--- Input records ---
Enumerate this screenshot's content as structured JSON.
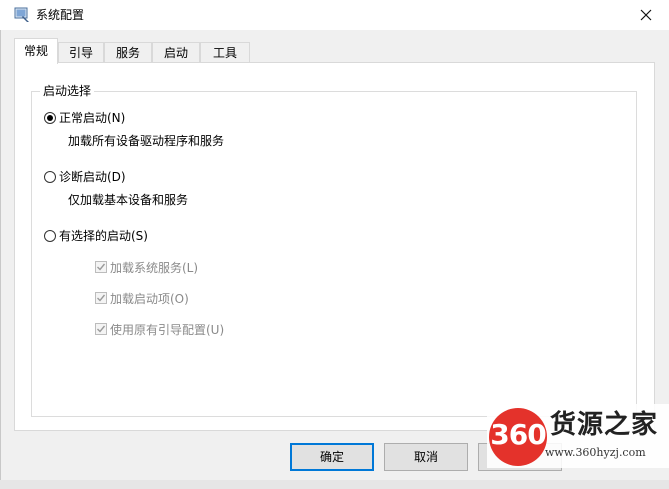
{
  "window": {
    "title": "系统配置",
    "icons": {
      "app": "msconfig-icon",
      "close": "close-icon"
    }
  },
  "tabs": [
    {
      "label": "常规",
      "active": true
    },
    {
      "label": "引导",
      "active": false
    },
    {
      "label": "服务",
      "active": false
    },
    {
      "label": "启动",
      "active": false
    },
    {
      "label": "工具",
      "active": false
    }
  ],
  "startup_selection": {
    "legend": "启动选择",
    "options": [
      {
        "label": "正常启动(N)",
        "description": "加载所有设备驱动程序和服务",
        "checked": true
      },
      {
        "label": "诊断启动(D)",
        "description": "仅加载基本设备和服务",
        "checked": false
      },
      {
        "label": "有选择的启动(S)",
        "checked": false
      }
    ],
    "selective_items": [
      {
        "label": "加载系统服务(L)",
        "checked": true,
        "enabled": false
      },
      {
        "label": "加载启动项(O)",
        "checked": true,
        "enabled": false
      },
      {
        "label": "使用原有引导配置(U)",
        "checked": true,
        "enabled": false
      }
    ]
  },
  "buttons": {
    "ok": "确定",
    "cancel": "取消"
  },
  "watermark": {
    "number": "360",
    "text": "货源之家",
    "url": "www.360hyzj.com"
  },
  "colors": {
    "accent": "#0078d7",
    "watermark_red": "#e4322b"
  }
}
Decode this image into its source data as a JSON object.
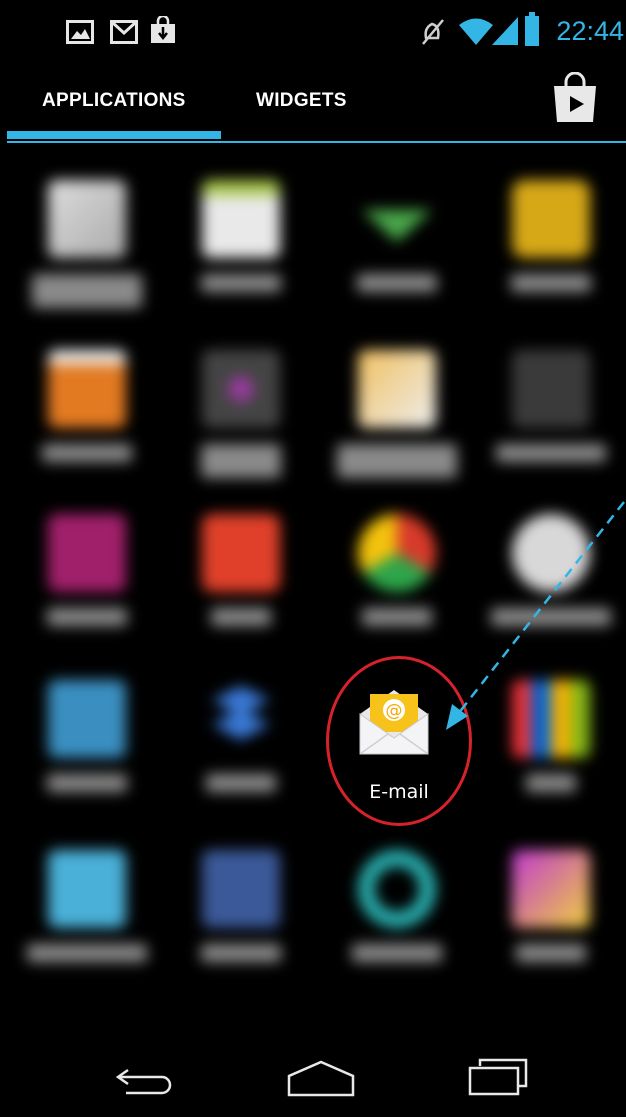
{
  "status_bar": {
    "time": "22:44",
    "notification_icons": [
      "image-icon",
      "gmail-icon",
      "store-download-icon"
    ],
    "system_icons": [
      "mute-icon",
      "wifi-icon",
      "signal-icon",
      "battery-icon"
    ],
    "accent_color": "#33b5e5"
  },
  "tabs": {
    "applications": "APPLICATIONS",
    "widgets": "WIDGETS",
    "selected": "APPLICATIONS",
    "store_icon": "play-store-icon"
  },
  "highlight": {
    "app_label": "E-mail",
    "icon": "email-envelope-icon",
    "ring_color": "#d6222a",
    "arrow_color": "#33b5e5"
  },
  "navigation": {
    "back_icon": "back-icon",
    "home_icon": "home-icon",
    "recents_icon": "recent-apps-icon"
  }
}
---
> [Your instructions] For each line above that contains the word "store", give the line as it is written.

> [Response]
      "store-download-icon"
    "store_icon": "play-store-icon"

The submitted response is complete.